* To do
Match the string "username" against each line below, and copy every line that matches.

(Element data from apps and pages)
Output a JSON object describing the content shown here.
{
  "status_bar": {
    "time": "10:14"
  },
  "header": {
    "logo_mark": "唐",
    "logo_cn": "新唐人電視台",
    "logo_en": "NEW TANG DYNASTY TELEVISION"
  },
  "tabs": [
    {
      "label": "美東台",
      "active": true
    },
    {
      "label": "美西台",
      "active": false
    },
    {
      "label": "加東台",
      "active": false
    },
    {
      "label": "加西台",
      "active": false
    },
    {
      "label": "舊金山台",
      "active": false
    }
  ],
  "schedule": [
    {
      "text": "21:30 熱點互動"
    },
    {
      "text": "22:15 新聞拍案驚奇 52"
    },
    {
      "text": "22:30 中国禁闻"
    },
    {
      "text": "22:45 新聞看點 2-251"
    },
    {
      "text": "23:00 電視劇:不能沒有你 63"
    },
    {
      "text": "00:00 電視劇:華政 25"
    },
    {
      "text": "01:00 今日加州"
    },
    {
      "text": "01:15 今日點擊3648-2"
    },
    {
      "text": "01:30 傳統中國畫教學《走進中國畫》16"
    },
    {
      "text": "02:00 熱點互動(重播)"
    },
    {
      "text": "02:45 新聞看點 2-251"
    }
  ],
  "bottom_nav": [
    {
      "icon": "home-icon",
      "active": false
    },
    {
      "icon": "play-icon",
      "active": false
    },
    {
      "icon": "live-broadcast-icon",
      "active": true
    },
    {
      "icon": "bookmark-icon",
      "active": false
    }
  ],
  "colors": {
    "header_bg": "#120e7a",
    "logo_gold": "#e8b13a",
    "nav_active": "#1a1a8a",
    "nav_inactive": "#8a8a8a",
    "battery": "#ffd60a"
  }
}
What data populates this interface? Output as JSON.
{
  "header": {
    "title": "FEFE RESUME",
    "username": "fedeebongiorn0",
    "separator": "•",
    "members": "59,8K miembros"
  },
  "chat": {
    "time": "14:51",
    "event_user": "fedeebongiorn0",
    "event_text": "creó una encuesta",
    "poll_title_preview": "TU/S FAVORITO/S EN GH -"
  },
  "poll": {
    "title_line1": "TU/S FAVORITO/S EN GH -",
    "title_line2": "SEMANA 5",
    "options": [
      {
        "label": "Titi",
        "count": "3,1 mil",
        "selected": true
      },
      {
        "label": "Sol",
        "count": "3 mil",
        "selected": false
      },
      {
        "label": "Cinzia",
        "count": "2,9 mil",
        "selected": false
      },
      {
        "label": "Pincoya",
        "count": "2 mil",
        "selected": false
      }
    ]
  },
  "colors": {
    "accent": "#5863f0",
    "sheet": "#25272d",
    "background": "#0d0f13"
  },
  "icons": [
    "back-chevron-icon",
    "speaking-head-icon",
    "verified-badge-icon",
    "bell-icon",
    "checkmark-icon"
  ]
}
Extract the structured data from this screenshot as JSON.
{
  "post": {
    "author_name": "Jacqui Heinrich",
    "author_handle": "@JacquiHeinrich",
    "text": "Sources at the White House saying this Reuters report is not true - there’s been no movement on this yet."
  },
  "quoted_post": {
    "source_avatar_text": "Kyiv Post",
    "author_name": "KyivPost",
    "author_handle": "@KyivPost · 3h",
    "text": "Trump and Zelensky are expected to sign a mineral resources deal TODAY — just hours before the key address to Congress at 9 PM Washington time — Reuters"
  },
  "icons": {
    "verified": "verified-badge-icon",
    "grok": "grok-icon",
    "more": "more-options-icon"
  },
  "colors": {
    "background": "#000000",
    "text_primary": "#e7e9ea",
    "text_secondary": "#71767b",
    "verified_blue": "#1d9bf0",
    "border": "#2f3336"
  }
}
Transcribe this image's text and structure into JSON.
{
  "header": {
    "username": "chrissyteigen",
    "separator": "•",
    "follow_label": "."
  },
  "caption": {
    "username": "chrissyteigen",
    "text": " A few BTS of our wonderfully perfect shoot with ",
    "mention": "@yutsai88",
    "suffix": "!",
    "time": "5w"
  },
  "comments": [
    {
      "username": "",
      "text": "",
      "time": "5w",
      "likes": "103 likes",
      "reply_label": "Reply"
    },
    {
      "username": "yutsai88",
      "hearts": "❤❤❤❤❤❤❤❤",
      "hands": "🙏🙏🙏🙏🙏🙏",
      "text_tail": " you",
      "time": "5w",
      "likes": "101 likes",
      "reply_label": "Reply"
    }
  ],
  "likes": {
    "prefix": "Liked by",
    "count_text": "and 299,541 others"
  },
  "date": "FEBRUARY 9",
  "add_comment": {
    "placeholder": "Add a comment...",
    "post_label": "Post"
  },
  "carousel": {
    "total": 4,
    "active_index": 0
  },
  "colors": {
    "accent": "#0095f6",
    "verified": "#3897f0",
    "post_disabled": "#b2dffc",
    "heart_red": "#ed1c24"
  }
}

* Answer box
    "username": "fedeebongiorn0",
    "username": "chrissyteigen",
    "username": "chrissyteigen",
      "username": "",
      "username": "yutsai88",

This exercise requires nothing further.